For a look at some ideas about how today’s LTCI agents and brokers might fit in an “AirLTC” world, read on.
1. You could figure out how to tell clients about the Uber-like LTC services that already exist.
Many older Americans start to think about whether they need to move into a facility after losing the ability to handle tasks such as shopping, and getting to the doctor on their own. Adult children used to a suburban lifestyle may think the only realistic answer for parents who have lost the ability to drive is an assisted living facility.
In areas in which Uber is active, Uber itself can keep the loss of a driver license from leading to a loss of independence.
General-purpose errand-running services like TaskRabbit can keep an inability to go grocery shopping, change light bulbs or do the laundry from becoming a crippling inability. The Autism NOW Center and the Autistic Self Advocacy Network have included TaskRabbit in a grant-funded guide to home and community-based services. TaskRabbit appears right under Meals on Wheels.
Meanwhile, in some communities, companies are already trying to offer “gig economy” services aimed at the LTC market.

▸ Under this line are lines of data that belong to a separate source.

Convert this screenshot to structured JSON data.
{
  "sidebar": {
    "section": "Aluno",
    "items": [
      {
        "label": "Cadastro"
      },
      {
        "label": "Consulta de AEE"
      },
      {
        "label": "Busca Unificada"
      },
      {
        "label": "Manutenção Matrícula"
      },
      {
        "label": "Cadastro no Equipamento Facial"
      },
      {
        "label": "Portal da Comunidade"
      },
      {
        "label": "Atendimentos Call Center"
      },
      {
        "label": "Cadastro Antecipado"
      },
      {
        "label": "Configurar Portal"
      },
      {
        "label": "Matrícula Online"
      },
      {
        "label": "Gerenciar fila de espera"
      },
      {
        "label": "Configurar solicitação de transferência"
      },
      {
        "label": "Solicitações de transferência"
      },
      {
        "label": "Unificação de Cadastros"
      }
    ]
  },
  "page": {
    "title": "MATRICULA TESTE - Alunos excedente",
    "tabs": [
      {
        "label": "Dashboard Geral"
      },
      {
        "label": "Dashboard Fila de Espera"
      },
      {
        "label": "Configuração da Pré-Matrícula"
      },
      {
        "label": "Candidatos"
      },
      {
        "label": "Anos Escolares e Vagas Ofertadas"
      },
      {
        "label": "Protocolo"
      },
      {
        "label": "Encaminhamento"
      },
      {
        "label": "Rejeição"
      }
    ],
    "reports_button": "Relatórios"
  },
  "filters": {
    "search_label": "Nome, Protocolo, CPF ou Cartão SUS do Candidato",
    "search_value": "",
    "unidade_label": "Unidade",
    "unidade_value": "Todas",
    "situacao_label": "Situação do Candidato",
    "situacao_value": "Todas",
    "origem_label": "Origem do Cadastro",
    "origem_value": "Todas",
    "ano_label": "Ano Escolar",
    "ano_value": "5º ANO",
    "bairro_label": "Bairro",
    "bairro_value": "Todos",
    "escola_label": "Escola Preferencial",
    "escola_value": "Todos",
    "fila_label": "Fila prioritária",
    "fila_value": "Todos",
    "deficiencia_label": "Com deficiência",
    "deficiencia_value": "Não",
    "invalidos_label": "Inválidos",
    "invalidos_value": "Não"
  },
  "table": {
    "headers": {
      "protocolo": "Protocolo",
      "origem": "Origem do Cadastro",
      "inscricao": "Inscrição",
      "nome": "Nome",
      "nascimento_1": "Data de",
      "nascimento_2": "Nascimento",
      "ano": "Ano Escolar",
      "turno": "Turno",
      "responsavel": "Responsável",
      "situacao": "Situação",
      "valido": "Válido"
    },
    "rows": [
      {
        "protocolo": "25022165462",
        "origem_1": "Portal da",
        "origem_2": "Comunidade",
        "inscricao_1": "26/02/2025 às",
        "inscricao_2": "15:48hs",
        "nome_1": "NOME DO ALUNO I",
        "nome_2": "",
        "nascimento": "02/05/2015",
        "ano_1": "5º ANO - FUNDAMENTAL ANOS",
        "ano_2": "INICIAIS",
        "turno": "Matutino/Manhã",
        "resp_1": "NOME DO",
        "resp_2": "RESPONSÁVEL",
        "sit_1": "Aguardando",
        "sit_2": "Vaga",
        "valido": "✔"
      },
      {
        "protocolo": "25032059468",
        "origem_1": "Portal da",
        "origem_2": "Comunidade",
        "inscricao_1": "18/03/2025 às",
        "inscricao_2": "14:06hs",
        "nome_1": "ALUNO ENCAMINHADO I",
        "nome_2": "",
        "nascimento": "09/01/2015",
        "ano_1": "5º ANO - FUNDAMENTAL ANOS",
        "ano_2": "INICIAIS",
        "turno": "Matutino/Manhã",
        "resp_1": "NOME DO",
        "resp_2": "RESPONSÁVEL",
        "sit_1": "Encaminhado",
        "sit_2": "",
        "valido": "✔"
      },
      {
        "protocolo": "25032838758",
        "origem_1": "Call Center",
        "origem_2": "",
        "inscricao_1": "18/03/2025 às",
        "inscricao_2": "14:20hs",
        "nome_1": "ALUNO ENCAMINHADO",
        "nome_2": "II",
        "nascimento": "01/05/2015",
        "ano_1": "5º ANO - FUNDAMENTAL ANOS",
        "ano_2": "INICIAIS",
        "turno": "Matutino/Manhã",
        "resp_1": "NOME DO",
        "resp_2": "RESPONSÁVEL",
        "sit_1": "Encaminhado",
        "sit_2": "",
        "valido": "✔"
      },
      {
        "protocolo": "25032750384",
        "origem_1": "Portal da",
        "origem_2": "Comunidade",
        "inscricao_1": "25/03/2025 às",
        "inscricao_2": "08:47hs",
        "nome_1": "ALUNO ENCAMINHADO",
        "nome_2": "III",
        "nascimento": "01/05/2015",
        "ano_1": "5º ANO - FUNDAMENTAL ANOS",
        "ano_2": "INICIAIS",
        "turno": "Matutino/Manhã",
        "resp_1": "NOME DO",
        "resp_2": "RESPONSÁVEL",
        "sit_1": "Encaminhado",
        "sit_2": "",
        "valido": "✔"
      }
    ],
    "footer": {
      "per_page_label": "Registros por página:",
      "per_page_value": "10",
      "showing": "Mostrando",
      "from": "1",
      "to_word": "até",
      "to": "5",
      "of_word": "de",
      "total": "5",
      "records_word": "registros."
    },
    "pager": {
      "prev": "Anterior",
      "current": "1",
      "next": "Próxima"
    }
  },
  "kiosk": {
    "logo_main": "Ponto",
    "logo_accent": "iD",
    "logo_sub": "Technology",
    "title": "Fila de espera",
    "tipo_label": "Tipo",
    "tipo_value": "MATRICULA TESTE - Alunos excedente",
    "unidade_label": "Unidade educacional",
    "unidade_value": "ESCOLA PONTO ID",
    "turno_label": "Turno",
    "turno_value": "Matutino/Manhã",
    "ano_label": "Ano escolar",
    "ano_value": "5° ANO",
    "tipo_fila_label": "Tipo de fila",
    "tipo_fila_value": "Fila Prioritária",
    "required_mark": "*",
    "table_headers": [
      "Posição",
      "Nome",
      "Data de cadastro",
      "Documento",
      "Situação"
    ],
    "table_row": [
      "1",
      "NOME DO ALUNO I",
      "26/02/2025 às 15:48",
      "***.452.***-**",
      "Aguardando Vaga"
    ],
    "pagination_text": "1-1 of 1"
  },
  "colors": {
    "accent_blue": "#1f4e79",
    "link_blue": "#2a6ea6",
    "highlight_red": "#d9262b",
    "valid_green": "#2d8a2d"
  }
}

SitterCity, for example, offers a section for consumers who are looking for care for adults. The site encourages families to use its site to look for rehabilitation care specialists, respite care providers, certified nursing assistants, and companions with Alzheimer’s and dementia experience.
Room2Care, a Miami company, lets older people who have spare room in their homes use the extra living space to attract live-in care providers.
In some communities, an experienced LTC planner might be able to get attention simply by conducting seminars that explain which services are actually available.